PROBLEM TO WORK ON
Print out the data precisely as it appears here, with no pictures.

Interface dataset entries:
◇ ◇ ◇

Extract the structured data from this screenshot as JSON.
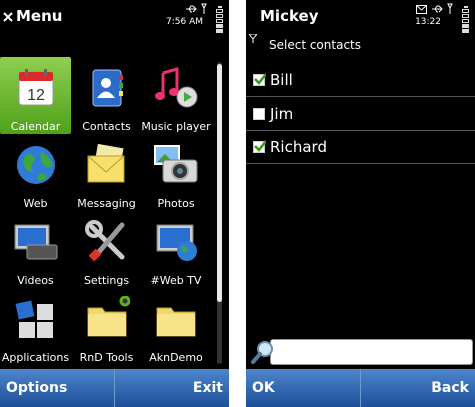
{
  "left": {
    "title": "Menu",
    "time": "7:56 AM",
    "apps": [
      {
        "label": "Calendar",
        "icon": "calendar-icon",
        "badge": "12",
        "selected": true
      },
      {
        "label": "Contacts",
        "icon": "contacts-icon"
      },
      {
        "label": "Music player",
        "icon": "music-player-icon"
      },
      {
        "label": "Web",
        "icon": "globe-icon"
      },
      {
        "label": "Messaging",
        "icon": "envelope-icon"
      },
      {
        "label": "Photos",
        "icon": "camera-icon"
      },
      {
        "label": "Videos",
        "icon": "video-screen-icon"
      },
      {
        "label": "Settings",
        "icon": "tools-icon"
      },
      {
        "label": "#Web TV",
        "icon": "web-tv-icon"
      },
      {
        "label": "Applications",
        "icon": "applications-icon"
      },
      {
        "label": "RnD Tools",
        "icon": "folder-icon"
      },
      {
        "label": "AknDemo",
        "icon": "folder-icon"
      }
    ],
    "softkeys": {
      "left": "Options",
      "right": "Exit"
    }
  },
  "right": {
    "title": "Mickey",
    "time": "13:22",
    "subtitle": "Select contacts",
    "contacts": [
      {
        "name": "Bill",
        "checked": true
      },
      {
        "name": "Jim",
        "checked": false
      },
      {
        "name": "Richard",
        "checked": true
      }
    ],
    "search": {
      "value": ""
    },
    "softkeys": {
      "left": "OK",
      "right": "Back"
    }
  },
  "colors": {
    "accent_green": "#5bb21e",
    "softkey_blue": "#2f64b3",
    "check_green": "#3a9a1a"
  }
}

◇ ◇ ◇

RESPONSE AREA
Extract the structured data from this screenshot as JSON.
{
  "left": {
    "title": "Menu",
    "time": "7:56 AM",
    "apps": [
      {
        "label": "Calendar",
        "icon": "calendar-icon",
        "badge": "12",
        "selected": true
      },
      {
        "label": "Contacts",
        "icon": "contacts-icon"
      },
      {
        "label": "Music player",
        "icon": "music-player-icon"
      },
      {
        "label": "Web",
        "icon": "globe-icon"
      },
      {
        "label": "Messaging",
        "icon": "envelope-icon"
      },
      {
        "label": "Photos",
        "icon": "camera-icon"
      },
      {
        "label": "Videos",
        "icon": "video-screen-icon"
      },
      {
        "label": "Settings",
        "icon": "tools-icon"
      },
      {
        "label": "#Web TV",
        "icon": "web-tv-icon"
      },
      {
        "label": "Applications",
        "icon": "applications-icon"
      },
      {
        "label": "RnD Tools",
        "icon": "folder-icon"
      },
      {
        "label": "AknDemo",
        "icon": "folder-icon"
      }
    ],
    "softkeys": {
      "left": "Options",
      "right": "Exit"
    }
  },
  "right": {
    "title": "Mickey",
    "time": "13:22",
    "subtitle": "Select contacts",
    "contacts": [
      {
        "name": "Bill",
        "checked": true
      },
      {
        "name": "Jim",
        "checked": false
      },
      {
        "name": "Richard",
        "checked": true
      }
    ],
    "search": {
      "value": ""
    },
    "softkeys": {
      "left": "OK",
      "right": "Back"
    }
  },
  "colors": {
    "accent_green": "#5bb21e",
    "softkey_blue": "#2f64b3",
    "check_green": "#3a9a1a"
  }
}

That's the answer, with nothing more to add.